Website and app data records
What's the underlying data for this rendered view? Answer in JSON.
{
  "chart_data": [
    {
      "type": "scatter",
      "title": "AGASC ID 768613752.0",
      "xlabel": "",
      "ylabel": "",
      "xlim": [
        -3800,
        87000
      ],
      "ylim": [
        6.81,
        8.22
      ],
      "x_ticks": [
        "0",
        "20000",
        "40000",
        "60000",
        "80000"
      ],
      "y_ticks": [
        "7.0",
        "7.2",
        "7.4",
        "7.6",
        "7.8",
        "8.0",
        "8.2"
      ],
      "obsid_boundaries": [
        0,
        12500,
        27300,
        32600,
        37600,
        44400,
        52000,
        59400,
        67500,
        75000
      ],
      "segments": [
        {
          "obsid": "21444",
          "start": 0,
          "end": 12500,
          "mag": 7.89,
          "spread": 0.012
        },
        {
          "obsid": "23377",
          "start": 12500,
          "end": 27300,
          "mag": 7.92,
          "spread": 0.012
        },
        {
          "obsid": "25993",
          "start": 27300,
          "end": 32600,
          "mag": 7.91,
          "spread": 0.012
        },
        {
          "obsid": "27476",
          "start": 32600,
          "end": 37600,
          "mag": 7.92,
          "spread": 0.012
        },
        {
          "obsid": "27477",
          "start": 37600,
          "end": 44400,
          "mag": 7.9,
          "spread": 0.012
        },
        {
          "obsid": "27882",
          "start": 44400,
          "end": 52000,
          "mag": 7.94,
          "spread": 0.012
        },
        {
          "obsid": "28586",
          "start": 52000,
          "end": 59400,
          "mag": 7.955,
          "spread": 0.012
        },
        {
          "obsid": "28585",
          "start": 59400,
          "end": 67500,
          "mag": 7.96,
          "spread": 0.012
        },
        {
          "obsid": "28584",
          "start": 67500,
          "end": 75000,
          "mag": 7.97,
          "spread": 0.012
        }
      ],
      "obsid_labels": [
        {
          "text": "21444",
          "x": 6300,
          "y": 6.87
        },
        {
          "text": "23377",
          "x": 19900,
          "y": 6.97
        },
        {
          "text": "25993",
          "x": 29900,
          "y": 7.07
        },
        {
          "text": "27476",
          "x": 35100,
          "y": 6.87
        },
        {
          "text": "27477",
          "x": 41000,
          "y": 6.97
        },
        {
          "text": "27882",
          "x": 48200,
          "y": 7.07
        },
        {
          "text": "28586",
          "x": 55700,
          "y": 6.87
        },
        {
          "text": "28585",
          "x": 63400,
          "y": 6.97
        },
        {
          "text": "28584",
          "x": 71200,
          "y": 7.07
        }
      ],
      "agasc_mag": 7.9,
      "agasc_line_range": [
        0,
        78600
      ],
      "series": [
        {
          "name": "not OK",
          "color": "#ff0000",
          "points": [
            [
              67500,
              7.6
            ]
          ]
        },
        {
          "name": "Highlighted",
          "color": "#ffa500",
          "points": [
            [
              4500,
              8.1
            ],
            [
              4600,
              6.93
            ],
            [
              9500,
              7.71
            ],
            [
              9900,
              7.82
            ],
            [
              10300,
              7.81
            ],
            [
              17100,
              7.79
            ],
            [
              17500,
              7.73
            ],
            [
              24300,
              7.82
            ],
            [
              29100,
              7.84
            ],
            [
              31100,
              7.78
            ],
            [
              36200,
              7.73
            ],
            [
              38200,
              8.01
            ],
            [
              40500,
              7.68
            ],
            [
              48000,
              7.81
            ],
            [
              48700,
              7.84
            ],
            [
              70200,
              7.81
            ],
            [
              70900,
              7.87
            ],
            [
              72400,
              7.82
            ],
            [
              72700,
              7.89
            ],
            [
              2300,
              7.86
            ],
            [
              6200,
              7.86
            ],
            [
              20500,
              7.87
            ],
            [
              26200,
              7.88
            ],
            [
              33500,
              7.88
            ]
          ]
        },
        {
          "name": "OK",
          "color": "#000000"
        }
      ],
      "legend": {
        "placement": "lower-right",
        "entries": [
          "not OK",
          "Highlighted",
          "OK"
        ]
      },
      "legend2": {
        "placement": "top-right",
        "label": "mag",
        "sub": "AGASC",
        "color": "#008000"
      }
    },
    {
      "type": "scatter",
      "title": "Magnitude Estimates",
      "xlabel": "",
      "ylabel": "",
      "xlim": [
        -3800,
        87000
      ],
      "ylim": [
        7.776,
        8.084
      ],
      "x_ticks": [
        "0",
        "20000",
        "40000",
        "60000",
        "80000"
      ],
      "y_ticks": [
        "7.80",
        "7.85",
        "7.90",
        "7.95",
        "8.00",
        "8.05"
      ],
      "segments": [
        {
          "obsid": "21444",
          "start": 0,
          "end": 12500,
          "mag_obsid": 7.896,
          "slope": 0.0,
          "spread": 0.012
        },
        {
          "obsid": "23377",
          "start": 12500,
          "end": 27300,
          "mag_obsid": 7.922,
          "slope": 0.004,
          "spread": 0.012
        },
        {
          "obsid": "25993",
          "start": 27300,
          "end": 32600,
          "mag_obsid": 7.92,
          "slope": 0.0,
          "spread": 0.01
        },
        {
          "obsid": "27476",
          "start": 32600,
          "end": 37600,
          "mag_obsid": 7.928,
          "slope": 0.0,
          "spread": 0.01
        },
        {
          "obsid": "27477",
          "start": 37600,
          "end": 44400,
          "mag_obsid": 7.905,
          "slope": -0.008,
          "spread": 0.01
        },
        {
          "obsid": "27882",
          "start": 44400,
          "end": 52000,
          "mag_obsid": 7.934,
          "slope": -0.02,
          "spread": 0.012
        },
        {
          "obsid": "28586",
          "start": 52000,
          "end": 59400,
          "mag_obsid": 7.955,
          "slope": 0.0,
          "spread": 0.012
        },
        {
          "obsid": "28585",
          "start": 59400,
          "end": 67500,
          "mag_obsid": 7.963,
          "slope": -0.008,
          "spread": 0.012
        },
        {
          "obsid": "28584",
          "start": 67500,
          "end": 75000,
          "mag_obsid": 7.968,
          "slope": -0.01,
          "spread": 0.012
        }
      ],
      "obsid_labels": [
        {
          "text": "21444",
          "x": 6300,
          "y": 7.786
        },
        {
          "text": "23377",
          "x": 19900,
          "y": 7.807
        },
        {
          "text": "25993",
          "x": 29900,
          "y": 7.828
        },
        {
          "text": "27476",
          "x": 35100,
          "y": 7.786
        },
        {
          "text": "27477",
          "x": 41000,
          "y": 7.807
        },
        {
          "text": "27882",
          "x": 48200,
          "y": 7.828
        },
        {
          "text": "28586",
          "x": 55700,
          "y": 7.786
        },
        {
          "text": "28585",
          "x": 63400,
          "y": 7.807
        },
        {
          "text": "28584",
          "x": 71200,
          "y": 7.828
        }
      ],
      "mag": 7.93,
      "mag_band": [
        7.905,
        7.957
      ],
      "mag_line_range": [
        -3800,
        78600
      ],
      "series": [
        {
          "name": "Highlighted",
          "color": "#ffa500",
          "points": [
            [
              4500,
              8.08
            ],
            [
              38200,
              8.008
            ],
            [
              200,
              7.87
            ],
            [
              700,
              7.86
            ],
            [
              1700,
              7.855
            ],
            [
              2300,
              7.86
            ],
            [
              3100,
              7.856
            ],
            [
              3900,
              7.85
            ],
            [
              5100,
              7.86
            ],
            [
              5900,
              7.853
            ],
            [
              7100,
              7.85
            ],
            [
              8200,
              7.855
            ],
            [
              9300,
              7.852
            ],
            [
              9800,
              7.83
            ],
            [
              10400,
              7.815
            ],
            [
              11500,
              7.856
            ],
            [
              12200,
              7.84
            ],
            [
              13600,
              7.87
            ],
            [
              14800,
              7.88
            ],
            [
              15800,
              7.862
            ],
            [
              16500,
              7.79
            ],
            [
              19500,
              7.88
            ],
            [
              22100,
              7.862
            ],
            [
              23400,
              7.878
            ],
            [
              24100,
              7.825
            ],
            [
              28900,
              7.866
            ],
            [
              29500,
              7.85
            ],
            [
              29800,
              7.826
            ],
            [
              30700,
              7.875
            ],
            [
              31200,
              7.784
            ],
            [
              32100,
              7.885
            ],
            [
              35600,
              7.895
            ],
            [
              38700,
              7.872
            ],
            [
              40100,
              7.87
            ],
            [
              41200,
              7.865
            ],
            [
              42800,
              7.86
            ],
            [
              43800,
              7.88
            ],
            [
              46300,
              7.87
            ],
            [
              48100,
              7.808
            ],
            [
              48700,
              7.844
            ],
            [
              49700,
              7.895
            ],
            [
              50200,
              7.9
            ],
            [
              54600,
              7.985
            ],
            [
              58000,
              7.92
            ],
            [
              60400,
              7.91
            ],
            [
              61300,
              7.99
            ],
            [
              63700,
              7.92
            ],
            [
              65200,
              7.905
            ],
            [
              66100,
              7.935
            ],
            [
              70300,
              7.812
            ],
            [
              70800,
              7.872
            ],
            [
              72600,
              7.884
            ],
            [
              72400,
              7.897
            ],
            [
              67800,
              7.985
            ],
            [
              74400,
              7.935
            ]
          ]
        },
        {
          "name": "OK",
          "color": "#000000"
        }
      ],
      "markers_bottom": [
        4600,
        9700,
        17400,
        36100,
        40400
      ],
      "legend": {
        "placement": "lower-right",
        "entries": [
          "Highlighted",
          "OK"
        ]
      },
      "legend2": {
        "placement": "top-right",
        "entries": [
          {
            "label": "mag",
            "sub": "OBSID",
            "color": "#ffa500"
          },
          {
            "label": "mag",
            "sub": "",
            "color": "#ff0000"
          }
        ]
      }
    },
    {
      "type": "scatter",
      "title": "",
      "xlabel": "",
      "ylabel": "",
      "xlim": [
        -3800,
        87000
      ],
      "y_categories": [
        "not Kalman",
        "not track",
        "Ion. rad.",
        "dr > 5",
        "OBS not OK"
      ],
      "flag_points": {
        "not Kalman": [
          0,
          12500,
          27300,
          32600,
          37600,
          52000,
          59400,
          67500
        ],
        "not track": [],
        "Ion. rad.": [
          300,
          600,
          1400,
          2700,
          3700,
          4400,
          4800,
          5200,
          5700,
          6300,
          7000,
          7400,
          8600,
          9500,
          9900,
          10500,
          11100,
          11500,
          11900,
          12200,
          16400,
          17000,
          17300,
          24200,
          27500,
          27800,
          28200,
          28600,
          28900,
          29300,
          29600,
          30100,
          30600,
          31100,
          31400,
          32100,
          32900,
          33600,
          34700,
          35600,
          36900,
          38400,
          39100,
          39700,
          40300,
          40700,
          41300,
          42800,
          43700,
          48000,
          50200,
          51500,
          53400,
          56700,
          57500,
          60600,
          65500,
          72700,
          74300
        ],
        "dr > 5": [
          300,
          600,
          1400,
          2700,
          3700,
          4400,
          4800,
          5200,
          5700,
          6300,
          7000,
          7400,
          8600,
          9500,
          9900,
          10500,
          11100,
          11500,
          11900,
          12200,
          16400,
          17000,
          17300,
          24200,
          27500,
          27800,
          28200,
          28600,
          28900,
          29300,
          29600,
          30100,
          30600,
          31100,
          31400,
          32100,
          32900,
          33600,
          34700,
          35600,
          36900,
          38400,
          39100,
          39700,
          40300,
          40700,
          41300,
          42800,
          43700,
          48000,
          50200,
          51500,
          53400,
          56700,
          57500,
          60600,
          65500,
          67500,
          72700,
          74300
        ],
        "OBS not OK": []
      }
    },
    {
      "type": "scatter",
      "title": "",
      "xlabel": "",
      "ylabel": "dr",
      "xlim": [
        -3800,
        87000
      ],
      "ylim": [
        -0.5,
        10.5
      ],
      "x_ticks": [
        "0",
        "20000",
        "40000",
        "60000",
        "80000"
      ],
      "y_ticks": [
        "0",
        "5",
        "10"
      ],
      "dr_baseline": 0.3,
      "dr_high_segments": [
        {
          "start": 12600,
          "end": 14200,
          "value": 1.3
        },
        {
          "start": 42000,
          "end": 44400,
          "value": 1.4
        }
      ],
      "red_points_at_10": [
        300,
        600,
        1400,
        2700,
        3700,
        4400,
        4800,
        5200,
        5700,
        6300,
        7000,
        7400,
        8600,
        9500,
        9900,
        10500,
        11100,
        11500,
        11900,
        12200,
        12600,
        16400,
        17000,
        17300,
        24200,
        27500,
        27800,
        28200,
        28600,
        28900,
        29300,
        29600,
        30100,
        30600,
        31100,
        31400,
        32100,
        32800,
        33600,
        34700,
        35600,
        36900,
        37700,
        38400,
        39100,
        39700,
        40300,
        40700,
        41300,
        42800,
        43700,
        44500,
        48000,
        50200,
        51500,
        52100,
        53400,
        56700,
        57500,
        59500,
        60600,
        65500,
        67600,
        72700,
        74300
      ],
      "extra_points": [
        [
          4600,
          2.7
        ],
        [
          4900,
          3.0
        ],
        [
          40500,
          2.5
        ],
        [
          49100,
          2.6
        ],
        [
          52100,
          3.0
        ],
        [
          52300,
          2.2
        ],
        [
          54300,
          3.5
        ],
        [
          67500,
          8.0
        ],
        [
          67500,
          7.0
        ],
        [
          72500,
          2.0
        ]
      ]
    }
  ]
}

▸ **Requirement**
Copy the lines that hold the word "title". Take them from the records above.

▸ **Exercise answer**
      "title": "AGASC ID 768613752.0",
      "title": "Magnitude Estimates",
      "title": "",
      "title": "",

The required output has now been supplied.